Getting it done

Part of what we wanted to achieve in the end was a Hugo-esque site generator that we crafted ourselves. It wouldn’t be as fully featured as Hugo, but that wasn’t the goal. The goal was to make something as minimal as we needed, and could theoretically be used by other people.

This won’t ever quite be the same as a site made with Jekyll or Hugo, and probably shouldn’t be used in a serious capacity. It’s goal is to host the same kinda site you would get in the late 90’s, just looking a lot nicer.

Part of our goal was to add some quality of life features. Open Graph support, automatic image processing, and easy embedding of YouTube videos.

We achieved one and a half of those goals.

Open Graph

For Open Graph, we were hoping to automatically generate preview images of articles. However, once we realized what that would entail (basically creating an HTML+CSS renderer that would basically work identical to chromium, then creating a screenshot of that renderer); we decided to just have a generic image. We may go back to making an automated image based on Site + Article Titles, but for now we’ll just do a screenshot of the background of this page.

Automatic Image Processing

Automatic image processing seemed more possible, however we couldn’t wrap our heads around the Rust Image library. Our specific goal was to allow for it to resize, and automatically dither images. Which is something we wanted to explore since we read Why Your Website Should Use Dithered Images. We did read the article responding saying why your website should not use dithered images; but decided that our particular use case and intentions fit the use for dithered images (i.e. we can still get the benefit of smaller images, and have a cool retro aesthetic).
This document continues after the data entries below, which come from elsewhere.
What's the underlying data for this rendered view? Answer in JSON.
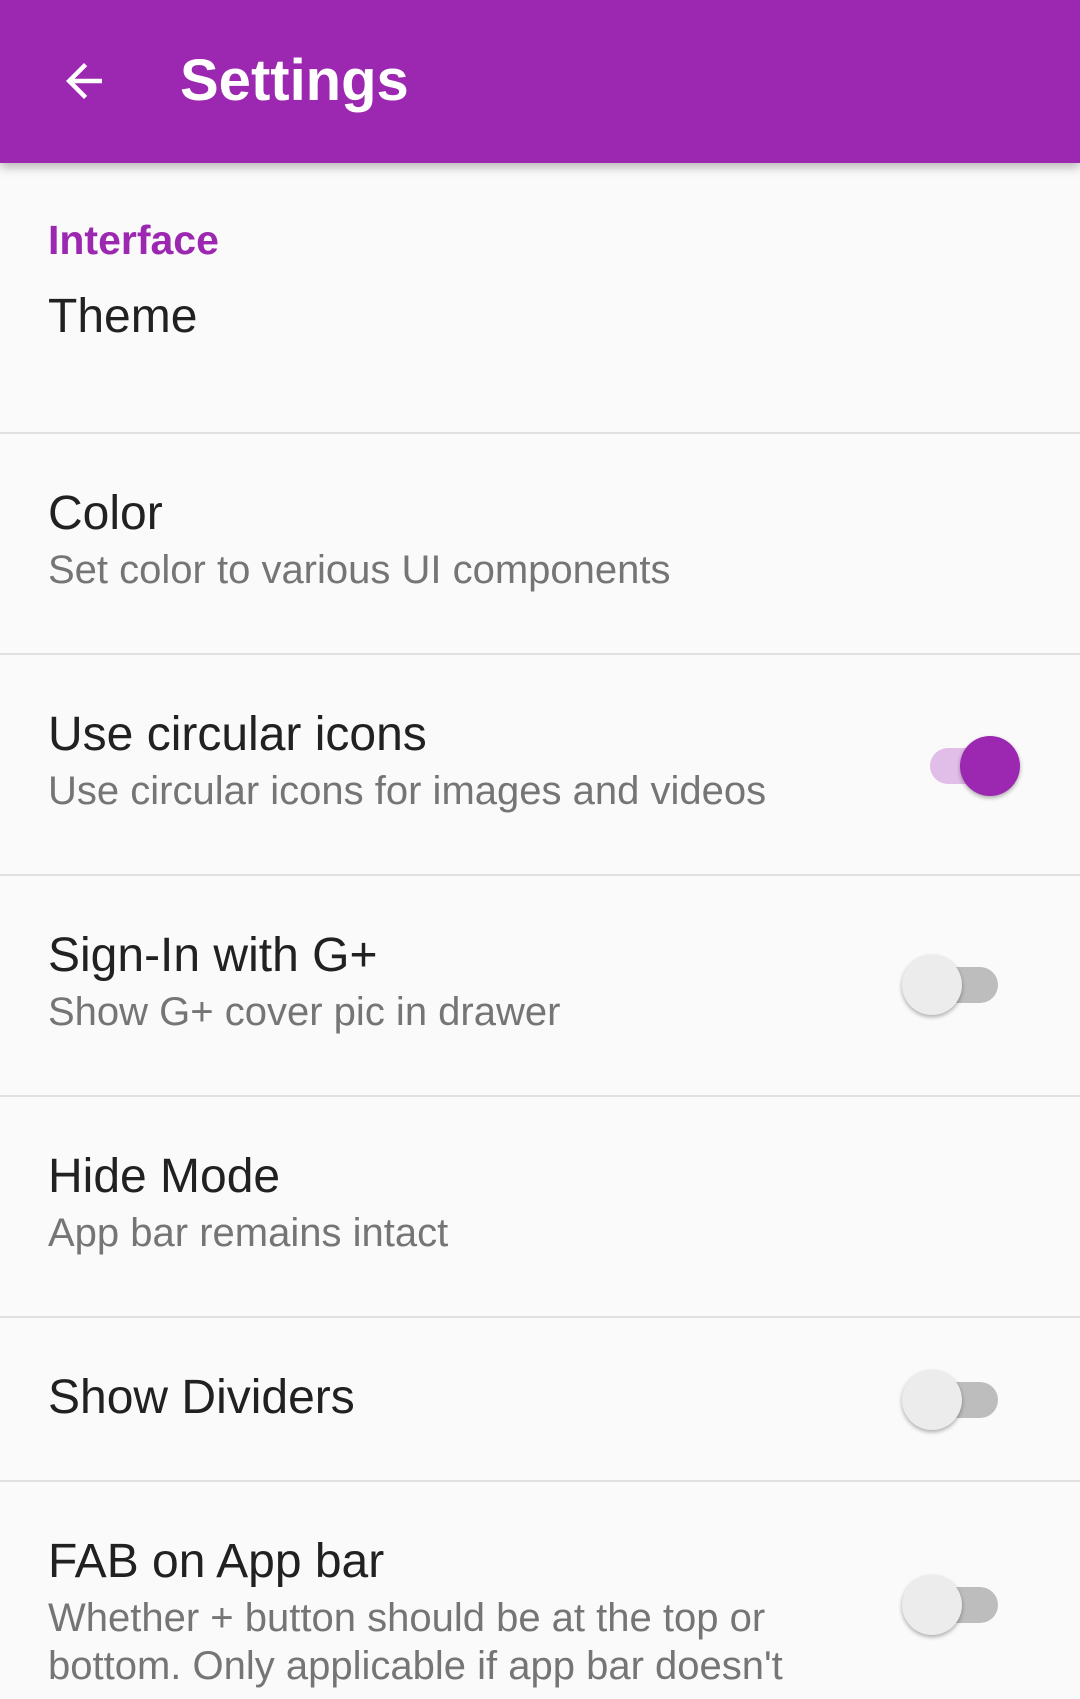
{
  "colors": {
    "primary": "#9c27b0",
    "background": "#fafafa",
    "title_text": "#212121",
    "summary_text": "#757575",
    "divider": "#e0e0e0"
  },
  "appbar": {
    "back_icon": "arrow-left-icon",
    "title": "Settings"
  },
  "section": {
    "header": "Interface"
  },
  "prefs": {
    "theme": {
      "title": "Theme"
    },
    "color": {
      "title": "Color",
      "summary": "Set color to various UI components"
    },
    "circular_icons": {
      "title": "Use circular icons",
      "summary": "Use circular icons for images and videos",
      "enabled": true
    },
    "sign_in": {
      "title": "Sign-In with G+",
      "summary": "Show G+ cover pic in drawer",
      "enabled": false
    },
    "hide_mode": {
      "title": "Hide Mode",
      "summary": "App bar remains intact"
    },
    "show_dividers": {
      "title": "Show Dividers",
      "enabled": false
    },
    "fab_on_appbar": {
      "title": "FAB on App bar",
      "summary": "Whether + button should be at the top or bottom. Only applicable if app bar doesn't",
      "enabled": false
    }
  }
}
However, one of the things we decided was to have dithered images use a small palette. The five colour palette that we used for the site.
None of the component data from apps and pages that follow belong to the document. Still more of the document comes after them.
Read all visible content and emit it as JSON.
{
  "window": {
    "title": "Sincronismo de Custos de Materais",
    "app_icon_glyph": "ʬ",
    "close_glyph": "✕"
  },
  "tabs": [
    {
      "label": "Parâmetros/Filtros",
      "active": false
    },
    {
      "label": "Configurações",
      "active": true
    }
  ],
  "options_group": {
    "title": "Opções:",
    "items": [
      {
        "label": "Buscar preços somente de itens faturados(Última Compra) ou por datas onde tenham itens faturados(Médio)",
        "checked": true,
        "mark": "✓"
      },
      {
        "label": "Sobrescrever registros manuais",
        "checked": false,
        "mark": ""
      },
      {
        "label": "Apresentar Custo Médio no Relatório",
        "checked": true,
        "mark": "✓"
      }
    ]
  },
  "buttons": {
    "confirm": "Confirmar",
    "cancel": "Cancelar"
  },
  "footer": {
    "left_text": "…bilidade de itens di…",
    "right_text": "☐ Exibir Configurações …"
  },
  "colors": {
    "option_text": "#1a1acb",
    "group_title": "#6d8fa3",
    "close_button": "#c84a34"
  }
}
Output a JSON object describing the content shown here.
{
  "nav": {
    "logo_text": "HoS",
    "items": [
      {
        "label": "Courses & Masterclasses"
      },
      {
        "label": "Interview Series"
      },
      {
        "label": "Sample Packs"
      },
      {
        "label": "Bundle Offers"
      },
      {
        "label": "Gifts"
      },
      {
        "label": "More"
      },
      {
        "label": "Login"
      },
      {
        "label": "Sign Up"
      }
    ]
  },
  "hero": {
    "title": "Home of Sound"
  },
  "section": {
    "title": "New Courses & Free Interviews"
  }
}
I’m sure we could have figured it out, but for the most part the documentation did not seem to let you set a particular palette for dithering images. Nor an easy way to dither images as well.

We almost thought about using another Rust crate we found called Dither but with some testing, we were not satisfied with the results that it produced. Had some glitchy results and blotches of dark where it should have been light coloured; which was not produced in other dithering methods we tried.
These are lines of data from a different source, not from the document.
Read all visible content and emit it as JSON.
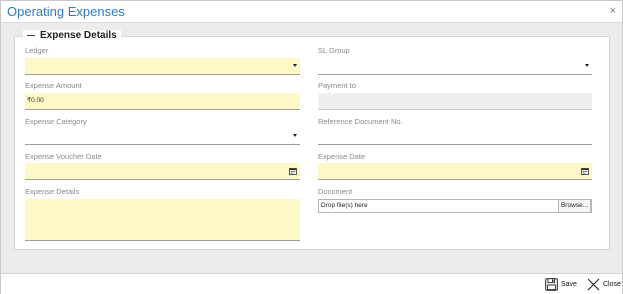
{
  "window": {
    "title": "Operating Expenses",
    "close_glyph": "×"
  },
  "section": {
    "title": "Expense Details"
  },
  "fields": {
    "ledger": {
      "label": "Ledger",
      "value": ""
    },
    "sl_group": {
      "label": "SL Group",
      "value": ""
    },
    "expense_amount": {
      "label": "Expense Amount",
      "value": "₹0.00"
    },
    "payment_to": {
      "label": "Payment to",
      "value": ""
    },
    "expense_category": {
      "label": "Expense Category",
      "value": ""
    },
    "reference_document": {
      "label": "Reference Document No.",
      "value": ""
    },
    "expense_voucher_date": {
      "label": "Expense Voucher Date",
      "value": ""
    },
    "expense_date": {
      "label": "Expense Date",
      "value": ""
    },
    "expense_details": {
      "label": "Expense Details",
      "value": ""
    },
    "document": {
      "label": "Document",
      "dropzone_text": "Drop file(s) here",
      "browse_label": "Browse..."
    }
  },
  "footer": {
    "save_label": "Save",
    "close_label": "Close"
  },
  "colors": {
    "title_blue": "#2e7bbf",
    "field_yellow": "#fdf8c6",
    "field_grey": "#efefef"
  }
}
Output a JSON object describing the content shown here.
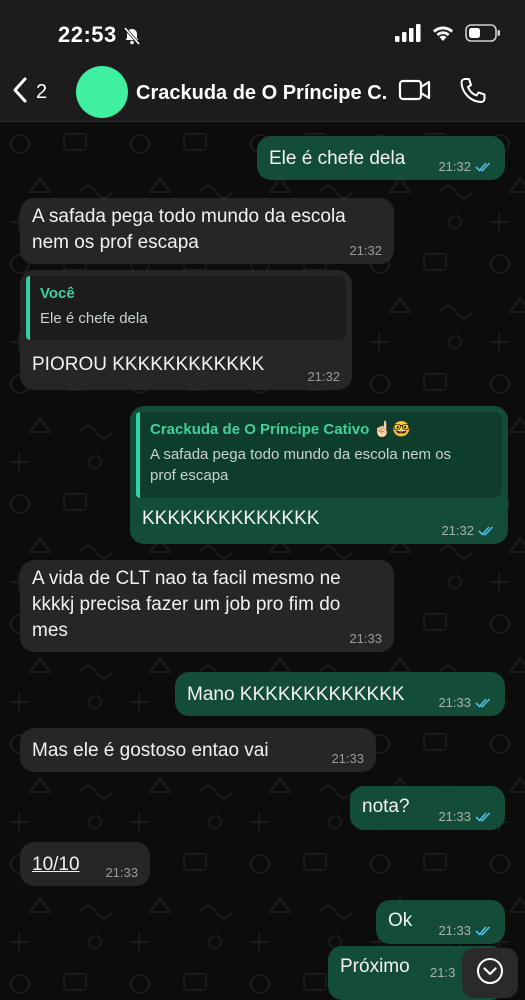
{
  "status_bar": {
    "time": "22:53"
  },
  "header": {
    "back_count": "2",
    "title": "Crackuda de O Príncipe C..."
  },
  "messages": [
    {
      "text": "Ele é chefe dela",
      "time": "21:32"
    },
    {
      "text": "A safada pega todo mundo da escola nem os prof escapa",
      "line1": "A safada pega todo mundo da escola",
      "line2": "nem os prof escapa",
      "time": "21:32"
    },
    {
      "quote_author": "Você",
      "quote_text": "Ele é chefe dela",
      "text": "PIOROU KKKKKKKKKKKK",
      "time": "21:32"
    },
    {
      "quote_author": "Crackuda de O Príncipe Cativo ☝🏻🤓",
      "quote_line1": "A safada pega todo mundo da escola nem os",
      "quote_line2": "prof escapa",
      "text": "KKKKKKKKKKKKKK",
      "time": "21:32"
    },
    {
      "line1": "A vida de CLT nao ta facil mesmo ne",
      "line2": "kkkkj precisa fazer um job pro fim do",
      "line3": "mes",
      "time": "21:33"
    },
    {
      "text": "Mano KKKKKKKKKKKKK",
      "time": "21:33"
    },
    {
      "text": "Mas ele é gostoso entao vai",
      "time": "21:33"
    },
    {
      "text": "nota?",
      "time": "21:33"
    },
    {
      "text": "10/10",
      "time": "21:33"
    },
    {
      "text": "Ok",
      "time": "21:33"
    },
    {
      "text": "Próximo",
      "time": "21:3"
    }
  ],
  "colors": {
    "incoming": "#262626",
    "outgoing": "#144d37",
    "accent": "#2fd5a8",
    "read_check": "#53bdeb"
  },
  "icons": [
    "bell-slash-icon",
    "signal-icon",
    "wifi-icon",
    "battery-icon",
    "chevron-left-icon",
    "video-icon",
    "phone-icon",
    "double-check-icon",
    "chevron-down-icon"
  ]
}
[Editing Note: As we were finding a link for Dither, we found a crate called rscolorq that seems to do exactly what we wanted. So we may introduce this functionality to md_puppy in the future.]

In the end we gave up and used Dither Me This to produce the images we wanted for testing and creating the background GIF. As a side note; DMT doesn’t work with animated GIFs, so we split a GIF we liked into frames, processed the frames, and then stitched them back into an animated GIF. Which ended up being a quarter the size of the original GIF.

Embedding YouTube Videos

This was pretty easy, just find the YouTube iframe and add a placeholder for the video ID. We were inspired by Hugo’s YouTube embedding, so just used {​{ youtube <video id> }​} as the syntax to embed a video in a page. Then used CSS to make it responsive.


CSS Took about half a week to figure out. We haven’t done web design in a couple years, and I’m sure the CSS we set up could be done way better in modern web development standards. But we gave ourselves a pass since, well, it’s Neocities; it’s meant to be amateurish and out of date as part of the charm. But still, we worked hard to dig up the cobwebs of our memory to produce what we did.

We still needed to look up examples of reactive design, and copied a CRT effect from this blog post. But in the end we’re proud of how well we managed to do this without practicing CSS in years.

General Take Aways

Projects fun, and we learned how to mentally think about projects and cut down on features as needed.

The Future

Hopefully do a proper README and do better arguement parsing for the command line input. Likewise we want to do automated image editing, especially if rscolorg works as well as we hope. Maybe an automated Open Graph preview image, though might just be some text on a background rather than a preview of the web page.